BEGIN
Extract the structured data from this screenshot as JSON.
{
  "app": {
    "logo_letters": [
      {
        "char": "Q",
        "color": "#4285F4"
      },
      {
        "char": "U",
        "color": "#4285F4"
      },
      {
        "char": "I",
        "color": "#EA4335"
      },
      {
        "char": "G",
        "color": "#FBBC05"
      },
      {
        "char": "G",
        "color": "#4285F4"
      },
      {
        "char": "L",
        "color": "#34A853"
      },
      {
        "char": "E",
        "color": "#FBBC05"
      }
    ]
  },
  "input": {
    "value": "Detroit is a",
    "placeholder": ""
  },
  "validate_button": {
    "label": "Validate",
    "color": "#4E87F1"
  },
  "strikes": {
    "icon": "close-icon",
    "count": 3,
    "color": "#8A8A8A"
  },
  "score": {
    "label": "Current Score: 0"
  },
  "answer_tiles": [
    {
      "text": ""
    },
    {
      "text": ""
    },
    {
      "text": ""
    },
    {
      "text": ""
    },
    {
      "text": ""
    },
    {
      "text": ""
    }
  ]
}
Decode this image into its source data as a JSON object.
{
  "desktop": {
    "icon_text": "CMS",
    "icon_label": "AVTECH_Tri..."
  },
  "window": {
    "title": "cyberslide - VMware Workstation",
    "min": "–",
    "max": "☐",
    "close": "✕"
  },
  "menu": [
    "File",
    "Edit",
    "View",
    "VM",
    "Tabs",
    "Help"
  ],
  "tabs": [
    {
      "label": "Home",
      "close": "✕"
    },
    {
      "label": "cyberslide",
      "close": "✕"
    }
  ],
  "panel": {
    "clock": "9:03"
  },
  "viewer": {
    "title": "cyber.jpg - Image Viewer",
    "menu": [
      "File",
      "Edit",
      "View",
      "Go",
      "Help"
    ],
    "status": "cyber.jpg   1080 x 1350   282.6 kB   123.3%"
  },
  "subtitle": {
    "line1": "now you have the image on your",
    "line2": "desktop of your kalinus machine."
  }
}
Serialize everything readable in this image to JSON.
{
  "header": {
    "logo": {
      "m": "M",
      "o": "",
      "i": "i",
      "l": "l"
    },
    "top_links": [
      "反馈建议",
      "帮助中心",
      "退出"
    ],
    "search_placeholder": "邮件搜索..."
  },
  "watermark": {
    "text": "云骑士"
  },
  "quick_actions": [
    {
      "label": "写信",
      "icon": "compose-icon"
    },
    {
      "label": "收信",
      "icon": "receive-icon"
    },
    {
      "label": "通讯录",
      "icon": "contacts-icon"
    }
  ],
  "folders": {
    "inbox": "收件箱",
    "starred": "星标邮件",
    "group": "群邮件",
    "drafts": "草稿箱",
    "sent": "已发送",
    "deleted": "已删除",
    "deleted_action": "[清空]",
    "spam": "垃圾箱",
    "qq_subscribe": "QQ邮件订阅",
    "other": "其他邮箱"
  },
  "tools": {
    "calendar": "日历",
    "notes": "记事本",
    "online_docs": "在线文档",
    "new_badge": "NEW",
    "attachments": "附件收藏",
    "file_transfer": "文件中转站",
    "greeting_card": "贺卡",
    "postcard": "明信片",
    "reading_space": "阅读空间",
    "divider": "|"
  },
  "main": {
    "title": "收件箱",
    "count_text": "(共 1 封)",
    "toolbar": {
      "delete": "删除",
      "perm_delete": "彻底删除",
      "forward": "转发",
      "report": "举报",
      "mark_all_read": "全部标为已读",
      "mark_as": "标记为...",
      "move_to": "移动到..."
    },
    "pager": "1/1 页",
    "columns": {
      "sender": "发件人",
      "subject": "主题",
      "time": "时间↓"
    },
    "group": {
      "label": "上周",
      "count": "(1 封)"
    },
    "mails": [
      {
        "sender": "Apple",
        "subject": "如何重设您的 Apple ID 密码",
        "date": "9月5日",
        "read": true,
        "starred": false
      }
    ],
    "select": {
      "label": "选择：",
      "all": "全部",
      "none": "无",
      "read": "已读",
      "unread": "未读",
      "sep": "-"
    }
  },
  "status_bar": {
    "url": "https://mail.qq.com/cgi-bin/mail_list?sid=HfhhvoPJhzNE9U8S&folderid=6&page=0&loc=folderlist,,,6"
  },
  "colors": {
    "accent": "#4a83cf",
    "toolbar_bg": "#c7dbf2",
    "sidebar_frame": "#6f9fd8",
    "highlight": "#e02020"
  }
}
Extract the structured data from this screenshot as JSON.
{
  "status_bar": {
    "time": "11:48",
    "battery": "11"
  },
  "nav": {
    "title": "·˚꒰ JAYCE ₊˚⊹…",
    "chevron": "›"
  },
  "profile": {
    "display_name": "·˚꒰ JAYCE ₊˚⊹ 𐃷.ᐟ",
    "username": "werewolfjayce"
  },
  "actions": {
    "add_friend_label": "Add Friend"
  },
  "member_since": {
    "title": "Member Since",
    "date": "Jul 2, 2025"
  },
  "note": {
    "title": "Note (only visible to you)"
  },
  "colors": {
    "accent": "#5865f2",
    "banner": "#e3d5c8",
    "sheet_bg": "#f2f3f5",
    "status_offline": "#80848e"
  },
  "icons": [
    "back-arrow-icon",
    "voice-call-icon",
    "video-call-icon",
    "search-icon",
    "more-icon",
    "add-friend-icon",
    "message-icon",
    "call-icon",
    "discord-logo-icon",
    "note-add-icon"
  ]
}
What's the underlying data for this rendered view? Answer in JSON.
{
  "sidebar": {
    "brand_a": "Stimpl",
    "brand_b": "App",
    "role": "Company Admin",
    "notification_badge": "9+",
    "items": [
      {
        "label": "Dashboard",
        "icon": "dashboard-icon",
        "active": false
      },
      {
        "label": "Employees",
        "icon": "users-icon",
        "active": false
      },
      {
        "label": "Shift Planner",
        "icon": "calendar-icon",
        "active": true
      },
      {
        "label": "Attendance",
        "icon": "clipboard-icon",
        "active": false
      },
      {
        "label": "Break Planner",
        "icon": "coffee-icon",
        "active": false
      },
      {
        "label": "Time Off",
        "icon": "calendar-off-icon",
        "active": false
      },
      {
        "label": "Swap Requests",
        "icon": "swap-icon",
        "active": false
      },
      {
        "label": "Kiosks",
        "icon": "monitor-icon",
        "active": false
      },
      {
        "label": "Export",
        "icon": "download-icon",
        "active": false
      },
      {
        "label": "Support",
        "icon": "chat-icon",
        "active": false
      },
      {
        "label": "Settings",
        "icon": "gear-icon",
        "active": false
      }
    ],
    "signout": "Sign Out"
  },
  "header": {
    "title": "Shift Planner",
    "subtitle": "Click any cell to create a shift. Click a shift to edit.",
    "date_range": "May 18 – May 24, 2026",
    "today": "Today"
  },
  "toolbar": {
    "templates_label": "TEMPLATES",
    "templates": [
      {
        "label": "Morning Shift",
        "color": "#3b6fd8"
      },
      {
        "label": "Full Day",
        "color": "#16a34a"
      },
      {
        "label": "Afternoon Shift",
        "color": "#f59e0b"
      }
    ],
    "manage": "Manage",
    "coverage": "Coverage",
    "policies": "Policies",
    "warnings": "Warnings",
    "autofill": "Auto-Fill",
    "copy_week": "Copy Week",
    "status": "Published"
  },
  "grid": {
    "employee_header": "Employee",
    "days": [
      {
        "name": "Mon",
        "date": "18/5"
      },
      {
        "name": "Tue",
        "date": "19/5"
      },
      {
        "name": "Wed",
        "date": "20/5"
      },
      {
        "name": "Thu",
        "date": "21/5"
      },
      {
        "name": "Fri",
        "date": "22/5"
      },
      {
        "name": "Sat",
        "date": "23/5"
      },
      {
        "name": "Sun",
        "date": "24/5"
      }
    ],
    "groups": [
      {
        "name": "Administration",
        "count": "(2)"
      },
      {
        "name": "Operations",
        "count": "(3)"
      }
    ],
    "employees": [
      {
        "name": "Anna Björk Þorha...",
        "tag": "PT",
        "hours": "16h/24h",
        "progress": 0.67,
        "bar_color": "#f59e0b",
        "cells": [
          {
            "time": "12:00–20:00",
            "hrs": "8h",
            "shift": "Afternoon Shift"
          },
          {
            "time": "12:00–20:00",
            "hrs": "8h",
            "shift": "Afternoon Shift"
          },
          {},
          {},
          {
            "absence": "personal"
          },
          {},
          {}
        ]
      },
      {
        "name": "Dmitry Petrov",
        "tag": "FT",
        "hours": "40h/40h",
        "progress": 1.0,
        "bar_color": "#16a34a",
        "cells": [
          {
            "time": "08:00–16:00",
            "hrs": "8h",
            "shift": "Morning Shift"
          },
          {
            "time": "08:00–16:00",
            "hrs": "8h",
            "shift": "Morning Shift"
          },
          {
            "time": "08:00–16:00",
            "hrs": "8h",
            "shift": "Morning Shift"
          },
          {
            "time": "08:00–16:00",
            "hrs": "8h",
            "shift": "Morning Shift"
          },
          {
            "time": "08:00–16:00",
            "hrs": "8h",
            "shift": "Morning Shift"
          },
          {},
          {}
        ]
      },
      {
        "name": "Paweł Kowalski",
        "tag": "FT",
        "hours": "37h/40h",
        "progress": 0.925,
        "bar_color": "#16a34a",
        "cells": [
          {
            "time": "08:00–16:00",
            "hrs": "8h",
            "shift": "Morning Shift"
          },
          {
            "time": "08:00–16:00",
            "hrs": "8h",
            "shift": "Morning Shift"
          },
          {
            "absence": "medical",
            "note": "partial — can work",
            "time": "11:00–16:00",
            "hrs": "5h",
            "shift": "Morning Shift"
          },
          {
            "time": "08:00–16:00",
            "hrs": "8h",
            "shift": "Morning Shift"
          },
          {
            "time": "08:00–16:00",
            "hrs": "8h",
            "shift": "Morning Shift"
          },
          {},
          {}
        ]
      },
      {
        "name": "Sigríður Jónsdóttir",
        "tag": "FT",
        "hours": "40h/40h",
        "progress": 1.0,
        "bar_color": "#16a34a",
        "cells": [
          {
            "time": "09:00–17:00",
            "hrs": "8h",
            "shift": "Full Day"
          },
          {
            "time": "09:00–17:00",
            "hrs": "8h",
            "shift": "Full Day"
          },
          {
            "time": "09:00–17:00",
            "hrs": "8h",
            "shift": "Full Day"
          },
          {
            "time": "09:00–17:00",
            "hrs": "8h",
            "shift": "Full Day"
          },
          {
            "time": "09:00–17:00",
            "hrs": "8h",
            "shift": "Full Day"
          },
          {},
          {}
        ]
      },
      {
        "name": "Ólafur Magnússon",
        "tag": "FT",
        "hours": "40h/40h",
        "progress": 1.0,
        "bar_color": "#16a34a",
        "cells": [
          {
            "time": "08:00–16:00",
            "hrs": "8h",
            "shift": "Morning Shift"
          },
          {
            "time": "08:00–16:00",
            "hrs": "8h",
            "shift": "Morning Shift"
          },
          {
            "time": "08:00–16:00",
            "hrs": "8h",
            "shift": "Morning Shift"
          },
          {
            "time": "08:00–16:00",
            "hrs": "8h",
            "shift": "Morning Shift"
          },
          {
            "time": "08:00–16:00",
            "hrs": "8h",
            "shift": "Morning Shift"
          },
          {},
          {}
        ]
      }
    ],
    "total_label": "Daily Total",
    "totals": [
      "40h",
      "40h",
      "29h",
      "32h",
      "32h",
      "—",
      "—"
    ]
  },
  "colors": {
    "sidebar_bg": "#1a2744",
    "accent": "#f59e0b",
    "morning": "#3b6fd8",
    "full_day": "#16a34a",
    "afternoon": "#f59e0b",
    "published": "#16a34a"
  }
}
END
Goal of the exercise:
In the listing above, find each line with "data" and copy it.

Result:
Extract the structured data from this screenshot as JSON.
Decode this image into its source data as a JSON object.
Extract the structured data from this screenshot as JSON.
What's the underlying data for this rendered view? Answer in JSON.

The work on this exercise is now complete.